Each of those 7 ‘lucky’ authors had a strong grasp of viewpoint hold (sometimes called point of view) and as a result their characters came alive on the page. We saw the world through the filter of the character’s senses (sight, smell, touch, taste, hearing) and were privy to the character’s internal life (thoughts and feelings) which revealed inner conflicts that upped the ante of the external conflicts the character was already facing. Each genre has it’s own formula for how much of the character’s internal life should make it onto the page. Action adventure novels at the low end, romance and women’s fiction at the high end. But wherever your novel fits into that spectrum, you do need to understand and use viewpoint to make us care enough about your characters to read a whole book about them.

I recently assessed a manuscript that had viewpoint problems and I’d like to share here a small section of that report:

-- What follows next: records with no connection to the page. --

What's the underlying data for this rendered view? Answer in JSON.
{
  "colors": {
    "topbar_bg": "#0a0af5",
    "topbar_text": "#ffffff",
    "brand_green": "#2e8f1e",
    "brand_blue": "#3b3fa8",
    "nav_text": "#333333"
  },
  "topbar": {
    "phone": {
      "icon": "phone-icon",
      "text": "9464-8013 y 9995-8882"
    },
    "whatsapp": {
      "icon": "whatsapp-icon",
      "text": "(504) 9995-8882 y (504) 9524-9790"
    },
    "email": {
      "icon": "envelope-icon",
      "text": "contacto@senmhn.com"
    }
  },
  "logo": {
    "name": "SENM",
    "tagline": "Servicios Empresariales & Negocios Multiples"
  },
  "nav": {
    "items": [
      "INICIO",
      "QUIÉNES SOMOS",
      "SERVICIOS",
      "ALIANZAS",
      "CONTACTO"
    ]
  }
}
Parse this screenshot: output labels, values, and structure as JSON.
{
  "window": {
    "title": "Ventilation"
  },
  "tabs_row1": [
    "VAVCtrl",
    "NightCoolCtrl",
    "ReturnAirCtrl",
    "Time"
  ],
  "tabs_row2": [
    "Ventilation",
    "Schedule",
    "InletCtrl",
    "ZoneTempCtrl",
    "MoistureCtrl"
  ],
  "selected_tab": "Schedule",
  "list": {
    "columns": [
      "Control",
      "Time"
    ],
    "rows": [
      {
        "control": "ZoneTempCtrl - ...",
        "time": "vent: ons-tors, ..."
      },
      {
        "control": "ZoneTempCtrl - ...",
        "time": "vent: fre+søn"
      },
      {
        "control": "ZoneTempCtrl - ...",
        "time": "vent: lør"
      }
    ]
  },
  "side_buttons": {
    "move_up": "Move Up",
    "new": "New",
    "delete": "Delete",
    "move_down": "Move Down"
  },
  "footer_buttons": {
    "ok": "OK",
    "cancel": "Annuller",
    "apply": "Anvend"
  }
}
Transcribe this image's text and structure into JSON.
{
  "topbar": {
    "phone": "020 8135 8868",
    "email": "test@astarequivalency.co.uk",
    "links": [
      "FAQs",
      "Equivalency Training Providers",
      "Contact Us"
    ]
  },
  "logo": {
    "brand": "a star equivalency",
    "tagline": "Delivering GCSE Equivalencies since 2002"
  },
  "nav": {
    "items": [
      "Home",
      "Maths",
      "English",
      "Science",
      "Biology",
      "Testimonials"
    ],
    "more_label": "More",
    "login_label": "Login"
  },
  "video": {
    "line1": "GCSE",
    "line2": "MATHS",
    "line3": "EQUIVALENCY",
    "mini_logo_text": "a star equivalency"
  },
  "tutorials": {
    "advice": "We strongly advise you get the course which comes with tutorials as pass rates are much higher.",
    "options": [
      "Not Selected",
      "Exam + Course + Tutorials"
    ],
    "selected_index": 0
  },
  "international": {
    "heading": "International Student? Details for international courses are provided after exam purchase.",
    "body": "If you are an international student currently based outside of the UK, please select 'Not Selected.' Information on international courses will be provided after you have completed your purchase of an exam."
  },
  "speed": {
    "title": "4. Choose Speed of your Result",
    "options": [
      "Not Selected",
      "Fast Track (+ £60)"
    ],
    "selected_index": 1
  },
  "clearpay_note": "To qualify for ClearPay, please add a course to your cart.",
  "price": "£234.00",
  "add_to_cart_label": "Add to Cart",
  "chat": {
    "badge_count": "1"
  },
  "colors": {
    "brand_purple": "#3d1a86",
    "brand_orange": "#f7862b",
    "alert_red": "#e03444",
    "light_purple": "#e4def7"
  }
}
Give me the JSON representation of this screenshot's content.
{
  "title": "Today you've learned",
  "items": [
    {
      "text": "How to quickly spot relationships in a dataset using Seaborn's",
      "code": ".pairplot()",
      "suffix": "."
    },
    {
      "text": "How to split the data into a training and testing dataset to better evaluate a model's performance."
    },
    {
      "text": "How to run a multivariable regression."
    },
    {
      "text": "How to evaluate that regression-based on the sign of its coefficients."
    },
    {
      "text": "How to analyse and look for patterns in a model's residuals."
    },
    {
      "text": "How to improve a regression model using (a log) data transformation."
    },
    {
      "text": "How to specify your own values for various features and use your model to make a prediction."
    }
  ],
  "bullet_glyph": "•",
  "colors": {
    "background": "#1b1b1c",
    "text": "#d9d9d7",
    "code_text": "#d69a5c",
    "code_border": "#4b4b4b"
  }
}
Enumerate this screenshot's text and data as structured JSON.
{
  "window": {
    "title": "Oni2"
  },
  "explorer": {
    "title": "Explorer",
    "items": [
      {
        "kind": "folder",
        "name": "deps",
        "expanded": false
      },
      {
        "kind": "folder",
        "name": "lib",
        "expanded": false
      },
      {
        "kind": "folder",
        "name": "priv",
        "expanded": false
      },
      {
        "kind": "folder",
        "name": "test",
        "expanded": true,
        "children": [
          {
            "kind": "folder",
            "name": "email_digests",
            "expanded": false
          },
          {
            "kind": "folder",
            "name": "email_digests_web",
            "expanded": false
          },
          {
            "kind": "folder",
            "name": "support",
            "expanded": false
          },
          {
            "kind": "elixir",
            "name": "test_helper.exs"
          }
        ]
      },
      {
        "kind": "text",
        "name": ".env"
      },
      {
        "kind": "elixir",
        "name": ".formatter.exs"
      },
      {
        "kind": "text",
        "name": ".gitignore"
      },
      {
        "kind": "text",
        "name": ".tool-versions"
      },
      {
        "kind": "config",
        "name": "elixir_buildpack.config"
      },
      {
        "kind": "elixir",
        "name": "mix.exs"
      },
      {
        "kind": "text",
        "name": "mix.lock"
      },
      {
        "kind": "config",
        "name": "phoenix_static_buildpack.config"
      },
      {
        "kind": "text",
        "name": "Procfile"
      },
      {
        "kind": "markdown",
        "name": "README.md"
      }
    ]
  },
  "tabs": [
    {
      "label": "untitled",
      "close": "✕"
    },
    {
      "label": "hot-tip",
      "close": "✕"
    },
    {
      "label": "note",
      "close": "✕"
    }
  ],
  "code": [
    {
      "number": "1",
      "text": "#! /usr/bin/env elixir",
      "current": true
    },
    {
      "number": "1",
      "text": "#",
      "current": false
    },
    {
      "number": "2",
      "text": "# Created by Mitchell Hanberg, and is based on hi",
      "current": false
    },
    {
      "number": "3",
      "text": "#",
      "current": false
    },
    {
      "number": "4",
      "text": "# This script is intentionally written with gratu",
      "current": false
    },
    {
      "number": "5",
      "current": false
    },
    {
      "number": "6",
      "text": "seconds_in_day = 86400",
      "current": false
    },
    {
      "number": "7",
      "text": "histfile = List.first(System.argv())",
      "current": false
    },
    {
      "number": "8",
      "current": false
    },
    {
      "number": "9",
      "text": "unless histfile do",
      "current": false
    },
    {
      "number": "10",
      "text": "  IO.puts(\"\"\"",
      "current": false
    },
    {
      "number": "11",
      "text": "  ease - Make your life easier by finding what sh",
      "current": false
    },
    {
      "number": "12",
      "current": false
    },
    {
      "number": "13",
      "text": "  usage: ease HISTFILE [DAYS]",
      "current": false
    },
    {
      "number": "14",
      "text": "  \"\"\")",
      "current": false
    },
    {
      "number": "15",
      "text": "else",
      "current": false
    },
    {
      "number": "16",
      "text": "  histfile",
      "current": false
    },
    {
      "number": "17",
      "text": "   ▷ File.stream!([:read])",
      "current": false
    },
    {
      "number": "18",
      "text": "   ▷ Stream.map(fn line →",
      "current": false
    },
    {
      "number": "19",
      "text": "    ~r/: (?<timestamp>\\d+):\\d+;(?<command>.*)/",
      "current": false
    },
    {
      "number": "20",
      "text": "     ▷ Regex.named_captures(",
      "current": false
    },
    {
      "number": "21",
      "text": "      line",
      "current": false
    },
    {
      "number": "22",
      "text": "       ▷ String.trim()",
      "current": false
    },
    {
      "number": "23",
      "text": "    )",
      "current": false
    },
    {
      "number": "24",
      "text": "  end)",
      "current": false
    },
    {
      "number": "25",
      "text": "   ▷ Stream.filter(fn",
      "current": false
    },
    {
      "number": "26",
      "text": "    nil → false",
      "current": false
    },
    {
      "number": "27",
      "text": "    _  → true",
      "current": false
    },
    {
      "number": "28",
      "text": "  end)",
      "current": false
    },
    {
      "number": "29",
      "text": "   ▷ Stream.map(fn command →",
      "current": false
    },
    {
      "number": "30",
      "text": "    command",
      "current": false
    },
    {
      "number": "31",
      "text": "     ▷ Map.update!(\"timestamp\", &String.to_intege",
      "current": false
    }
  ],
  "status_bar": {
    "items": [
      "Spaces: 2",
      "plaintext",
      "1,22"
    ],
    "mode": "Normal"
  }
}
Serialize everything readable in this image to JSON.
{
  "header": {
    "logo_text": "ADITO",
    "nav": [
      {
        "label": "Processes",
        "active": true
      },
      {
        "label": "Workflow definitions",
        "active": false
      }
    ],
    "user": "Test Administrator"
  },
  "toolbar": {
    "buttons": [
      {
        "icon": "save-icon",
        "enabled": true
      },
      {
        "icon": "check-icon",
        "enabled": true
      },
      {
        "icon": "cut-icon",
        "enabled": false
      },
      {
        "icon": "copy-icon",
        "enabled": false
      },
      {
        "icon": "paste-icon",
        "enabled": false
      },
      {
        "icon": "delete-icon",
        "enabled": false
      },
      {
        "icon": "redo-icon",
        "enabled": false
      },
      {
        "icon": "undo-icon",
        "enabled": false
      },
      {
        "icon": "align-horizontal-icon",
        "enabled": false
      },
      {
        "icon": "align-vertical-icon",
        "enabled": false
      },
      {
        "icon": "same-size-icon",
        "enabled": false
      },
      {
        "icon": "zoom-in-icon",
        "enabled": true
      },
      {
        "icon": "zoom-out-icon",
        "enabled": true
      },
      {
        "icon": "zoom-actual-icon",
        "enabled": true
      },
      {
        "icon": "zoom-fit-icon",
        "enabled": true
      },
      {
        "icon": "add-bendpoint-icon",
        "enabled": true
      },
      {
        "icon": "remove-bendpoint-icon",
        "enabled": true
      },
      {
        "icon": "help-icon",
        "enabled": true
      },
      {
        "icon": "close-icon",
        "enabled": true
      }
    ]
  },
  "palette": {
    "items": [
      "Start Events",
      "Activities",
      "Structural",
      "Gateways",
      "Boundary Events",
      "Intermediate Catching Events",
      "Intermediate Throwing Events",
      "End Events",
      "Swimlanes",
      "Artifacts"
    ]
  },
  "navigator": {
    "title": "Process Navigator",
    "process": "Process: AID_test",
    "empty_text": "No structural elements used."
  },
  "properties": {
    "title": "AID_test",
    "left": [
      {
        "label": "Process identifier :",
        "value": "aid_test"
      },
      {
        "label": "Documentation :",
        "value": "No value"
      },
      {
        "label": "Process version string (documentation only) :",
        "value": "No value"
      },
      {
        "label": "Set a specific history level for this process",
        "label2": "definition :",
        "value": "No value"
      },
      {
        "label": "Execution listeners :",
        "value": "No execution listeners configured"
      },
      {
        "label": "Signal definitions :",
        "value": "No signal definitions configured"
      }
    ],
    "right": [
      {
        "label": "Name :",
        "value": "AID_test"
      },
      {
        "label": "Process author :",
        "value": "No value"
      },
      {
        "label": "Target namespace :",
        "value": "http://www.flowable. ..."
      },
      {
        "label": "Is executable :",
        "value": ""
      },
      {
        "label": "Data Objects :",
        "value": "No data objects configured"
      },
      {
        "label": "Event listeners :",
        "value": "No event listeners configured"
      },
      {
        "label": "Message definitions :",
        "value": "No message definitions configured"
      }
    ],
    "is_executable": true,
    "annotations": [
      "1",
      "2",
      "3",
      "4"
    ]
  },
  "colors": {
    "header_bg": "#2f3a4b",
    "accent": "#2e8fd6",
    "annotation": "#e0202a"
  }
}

iStock_000017868898XSmallTo create an internal life for the characters and thus build characterization, we need to know what characters are thinking and feeling. If the majority of the novel is action and dialogue with hardly any thoughts and feelings expressed, it doesn’t help us get to know your characters. And if we don’t know him and care about his journey, why should we bother to read about it?

The proviso here is that you only give us the thoughts of the character who has viewpoint at the time. Stay deep in their thoughts, feelings, physical reactions, to help us bond with them and feel as if we are them for the period of time that we’re reading.

We need to feel the character’s fear, not just see the circumstances that would inspire fear. And I don’t mean to write He was scared. In a story written for adults you have to pull us into the character’s emotions by ‘showing’ them, not ‘telling’ us about them. Does his pulse jump when he’s excited? Does his heart slow when he’s scared? Does it thump unevenly when he’s terrified? Can he stride when he’s confident and stagger when he’s overwhelmed? Show us how his emotions affect him, and above all keep us in the loop with his thoughts. Not just thoughts about what’s happening right now.  Memories, and visualizations of what you think the future may hold, both have the power to evoke emotion. You need to create a depth to the story because action and dialogue just skims the surface of the character’s experience of what’s happening. You have to make us feel if you want us to care!

Whenever I meet agents or publishers and ask them what they’re looking for, they always give me some version of “An interesting story with characters that I care about.” Every time. Interesting story (plot). Characters I care about (characterization).

Your number one tool to build characterization is viewpoint. Learn it (there are heaps of resources on the internet to help you and I’ve got one on my website here). Practise it. Get published!